*Task statement*. Where a line in the records below includes "true", pull that line out.

________________________

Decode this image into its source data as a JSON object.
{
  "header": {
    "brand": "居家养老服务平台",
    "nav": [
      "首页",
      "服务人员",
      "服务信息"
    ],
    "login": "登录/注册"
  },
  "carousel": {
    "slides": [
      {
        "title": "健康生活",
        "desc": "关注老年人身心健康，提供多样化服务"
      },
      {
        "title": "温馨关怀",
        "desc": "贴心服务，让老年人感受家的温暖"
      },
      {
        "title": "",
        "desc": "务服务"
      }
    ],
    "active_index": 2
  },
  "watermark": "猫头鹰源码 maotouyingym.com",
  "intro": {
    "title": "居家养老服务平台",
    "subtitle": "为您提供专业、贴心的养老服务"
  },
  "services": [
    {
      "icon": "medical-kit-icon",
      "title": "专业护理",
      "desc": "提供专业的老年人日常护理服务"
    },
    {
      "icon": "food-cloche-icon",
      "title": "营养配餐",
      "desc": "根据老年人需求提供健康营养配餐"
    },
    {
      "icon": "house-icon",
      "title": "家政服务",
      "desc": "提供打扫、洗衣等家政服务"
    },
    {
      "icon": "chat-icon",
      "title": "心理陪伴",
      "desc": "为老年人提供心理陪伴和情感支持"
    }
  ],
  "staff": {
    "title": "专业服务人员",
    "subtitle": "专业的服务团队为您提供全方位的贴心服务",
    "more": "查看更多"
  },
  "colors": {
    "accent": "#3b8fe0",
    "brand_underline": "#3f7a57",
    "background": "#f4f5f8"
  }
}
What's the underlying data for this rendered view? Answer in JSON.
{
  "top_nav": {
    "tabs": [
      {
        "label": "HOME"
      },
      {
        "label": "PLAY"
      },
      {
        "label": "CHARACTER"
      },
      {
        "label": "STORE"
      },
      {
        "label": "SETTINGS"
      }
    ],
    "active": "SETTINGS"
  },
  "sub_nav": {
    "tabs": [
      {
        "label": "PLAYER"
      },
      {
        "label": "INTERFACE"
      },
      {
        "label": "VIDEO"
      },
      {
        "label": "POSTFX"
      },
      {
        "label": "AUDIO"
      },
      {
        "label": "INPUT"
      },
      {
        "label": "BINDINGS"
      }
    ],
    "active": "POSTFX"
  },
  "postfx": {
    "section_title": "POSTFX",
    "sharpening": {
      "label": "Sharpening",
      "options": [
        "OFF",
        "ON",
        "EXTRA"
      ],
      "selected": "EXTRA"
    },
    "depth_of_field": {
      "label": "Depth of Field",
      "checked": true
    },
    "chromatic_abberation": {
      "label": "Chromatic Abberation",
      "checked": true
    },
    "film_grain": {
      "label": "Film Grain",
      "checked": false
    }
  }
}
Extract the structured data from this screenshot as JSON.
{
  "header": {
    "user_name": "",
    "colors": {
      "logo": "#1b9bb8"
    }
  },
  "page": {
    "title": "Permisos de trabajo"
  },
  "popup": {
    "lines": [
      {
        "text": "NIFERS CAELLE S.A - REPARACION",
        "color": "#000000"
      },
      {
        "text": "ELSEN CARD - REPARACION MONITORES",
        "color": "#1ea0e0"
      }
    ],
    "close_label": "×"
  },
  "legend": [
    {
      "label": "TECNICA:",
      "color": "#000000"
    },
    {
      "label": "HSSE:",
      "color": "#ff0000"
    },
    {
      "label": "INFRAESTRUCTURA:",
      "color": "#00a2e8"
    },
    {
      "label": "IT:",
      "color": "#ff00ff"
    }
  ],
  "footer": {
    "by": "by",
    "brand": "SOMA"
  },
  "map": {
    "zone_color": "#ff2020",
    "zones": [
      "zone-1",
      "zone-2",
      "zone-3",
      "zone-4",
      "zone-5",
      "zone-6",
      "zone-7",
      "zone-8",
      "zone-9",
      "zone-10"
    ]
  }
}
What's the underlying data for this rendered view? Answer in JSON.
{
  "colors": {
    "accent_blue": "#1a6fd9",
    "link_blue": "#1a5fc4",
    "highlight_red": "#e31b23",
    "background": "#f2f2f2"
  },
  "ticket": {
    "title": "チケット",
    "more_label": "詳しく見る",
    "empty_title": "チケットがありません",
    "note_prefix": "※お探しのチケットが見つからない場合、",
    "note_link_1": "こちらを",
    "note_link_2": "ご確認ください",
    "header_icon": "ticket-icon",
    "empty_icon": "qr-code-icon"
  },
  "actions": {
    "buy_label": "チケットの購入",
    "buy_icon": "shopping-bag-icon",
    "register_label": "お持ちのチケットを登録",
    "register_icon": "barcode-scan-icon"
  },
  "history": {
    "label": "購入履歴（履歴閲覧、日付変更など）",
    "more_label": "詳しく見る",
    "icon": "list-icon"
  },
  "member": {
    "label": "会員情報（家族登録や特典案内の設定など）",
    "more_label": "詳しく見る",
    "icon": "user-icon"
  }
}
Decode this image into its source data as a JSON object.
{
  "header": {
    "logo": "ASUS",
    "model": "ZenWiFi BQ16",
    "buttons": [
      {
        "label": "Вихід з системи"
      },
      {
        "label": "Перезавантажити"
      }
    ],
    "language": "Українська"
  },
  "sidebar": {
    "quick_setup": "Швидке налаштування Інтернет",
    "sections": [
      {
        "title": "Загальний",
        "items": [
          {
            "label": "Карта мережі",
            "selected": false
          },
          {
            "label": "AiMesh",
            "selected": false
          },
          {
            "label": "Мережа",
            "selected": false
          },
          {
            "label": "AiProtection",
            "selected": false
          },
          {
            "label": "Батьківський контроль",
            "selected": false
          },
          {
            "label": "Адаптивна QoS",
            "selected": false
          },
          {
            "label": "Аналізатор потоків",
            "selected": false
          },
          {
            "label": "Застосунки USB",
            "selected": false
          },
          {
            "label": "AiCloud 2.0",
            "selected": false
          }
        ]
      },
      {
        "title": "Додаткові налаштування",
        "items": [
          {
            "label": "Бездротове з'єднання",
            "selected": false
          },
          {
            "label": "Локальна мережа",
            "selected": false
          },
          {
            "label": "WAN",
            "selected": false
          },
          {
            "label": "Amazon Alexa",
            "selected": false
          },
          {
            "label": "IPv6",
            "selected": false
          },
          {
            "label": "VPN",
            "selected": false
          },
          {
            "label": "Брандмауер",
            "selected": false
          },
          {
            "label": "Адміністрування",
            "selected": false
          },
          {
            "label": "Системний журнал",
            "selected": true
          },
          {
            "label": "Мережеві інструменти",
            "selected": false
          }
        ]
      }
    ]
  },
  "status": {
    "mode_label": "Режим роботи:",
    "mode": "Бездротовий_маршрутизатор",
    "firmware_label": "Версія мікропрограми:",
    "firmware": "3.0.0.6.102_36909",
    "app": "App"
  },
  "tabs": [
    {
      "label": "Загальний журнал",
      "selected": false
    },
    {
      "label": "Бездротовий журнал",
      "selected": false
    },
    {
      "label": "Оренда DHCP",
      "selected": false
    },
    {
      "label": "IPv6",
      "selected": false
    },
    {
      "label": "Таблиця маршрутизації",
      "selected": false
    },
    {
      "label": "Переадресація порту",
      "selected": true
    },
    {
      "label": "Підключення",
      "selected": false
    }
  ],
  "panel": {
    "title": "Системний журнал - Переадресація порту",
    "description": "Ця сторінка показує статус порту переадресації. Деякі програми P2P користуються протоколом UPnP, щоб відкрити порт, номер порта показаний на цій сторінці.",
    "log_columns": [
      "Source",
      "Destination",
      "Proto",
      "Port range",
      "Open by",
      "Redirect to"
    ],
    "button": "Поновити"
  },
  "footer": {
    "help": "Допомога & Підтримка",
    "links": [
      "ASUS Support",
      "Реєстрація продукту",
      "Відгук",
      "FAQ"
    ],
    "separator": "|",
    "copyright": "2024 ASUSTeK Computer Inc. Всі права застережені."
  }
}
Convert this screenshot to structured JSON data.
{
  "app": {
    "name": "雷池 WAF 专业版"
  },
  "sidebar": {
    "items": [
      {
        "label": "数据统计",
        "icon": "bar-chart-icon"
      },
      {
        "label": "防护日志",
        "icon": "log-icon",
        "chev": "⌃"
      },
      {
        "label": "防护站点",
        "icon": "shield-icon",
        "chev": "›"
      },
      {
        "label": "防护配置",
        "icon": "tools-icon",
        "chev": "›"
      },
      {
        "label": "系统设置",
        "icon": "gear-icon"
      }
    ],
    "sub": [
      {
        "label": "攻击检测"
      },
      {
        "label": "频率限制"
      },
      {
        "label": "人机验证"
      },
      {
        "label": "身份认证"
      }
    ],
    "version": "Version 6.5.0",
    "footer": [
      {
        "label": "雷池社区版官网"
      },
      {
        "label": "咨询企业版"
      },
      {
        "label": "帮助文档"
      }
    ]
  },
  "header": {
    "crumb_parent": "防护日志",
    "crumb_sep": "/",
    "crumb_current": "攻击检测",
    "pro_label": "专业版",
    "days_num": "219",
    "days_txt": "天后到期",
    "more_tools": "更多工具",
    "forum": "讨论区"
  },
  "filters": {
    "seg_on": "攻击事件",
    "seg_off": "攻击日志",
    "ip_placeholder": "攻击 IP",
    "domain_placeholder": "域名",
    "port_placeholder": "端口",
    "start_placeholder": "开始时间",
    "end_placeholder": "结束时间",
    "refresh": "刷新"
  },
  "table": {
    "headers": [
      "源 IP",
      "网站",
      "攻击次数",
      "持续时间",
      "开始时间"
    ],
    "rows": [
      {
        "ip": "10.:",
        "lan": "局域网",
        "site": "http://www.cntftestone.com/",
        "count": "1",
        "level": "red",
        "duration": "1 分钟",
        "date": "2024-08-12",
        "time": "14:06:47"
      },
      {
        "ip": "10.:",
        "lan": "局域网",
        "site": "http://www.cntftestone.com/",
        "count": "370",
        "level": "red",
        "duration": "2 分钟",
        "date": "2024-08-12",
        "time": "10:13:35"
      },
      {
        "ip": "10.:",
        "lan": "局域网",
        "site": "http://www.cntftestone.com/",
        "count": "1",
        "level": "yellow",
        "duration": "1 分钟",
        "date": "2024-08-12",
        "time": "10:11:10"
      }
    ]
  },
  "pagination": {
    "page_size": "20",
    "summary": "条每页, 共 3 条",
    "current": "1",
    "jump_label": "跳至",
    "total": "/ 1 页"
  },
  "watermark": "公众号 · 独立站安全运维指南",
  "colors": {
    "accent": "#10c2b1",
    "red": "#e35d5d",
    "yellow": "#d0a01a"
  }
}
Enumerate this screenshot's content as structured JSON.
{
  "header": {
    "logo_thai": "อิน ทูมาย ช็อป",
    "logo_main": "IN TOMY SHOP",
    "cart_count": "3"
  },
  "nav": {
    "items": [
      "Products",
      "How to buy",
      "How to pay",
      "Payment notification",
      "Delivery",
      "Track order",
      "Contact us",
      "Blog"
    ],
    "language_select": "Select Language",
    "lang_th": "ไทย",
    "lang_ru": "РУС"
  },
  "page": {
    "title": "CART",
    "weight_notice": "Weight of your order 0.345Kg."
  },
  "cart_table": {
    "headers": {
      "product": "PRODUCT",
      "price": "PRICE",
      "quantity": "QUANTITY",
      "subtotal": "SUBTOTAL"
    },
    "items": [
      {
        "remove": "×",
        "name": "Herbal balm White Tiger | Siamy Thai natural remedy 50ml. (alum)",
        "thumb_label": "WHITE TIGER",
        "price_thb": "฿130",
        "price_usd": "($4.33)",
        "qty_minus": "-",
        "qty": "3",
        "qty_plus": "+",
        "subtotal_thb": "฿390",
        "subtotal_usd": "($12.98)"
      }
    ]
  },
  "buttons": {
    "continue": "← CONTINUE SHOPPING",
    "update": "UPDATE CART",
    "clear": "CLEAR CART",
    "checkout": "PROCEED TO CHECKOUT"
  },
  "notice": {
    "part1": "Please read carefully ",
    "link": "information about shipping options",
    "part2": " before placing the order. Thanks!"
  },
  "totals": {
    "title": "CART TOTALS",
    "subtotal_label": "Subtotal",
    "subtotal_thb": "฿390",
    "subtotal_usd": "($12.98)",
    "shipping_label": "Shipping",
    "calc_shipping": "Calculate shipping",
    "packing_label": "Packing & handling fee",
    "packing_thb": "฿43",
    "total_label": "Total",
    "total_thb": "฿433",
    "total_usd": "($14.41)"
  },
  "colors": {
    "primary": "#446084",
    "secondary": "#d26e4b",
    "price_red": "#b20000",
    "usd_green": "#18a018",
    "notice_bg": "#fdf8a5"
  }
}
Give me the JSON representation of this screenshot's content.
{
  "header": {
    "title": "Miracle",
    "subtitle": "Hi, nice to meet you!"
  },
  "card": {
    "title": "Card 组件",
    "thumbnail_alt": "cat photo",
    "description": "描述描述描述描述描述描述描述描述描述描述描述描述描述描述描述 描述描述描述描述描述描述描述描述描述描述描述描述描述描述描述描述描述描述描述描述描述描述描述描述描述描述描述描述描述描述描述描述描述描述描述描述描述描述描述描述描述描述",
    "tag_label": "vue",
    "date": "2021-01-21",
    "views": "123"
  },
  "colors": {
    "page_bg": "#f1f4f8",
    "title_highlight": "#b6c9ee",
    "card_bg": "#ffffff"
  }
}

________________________

*Output for this task*.
      "checked": true
      "checked": true
            "selected": true
      "selected": true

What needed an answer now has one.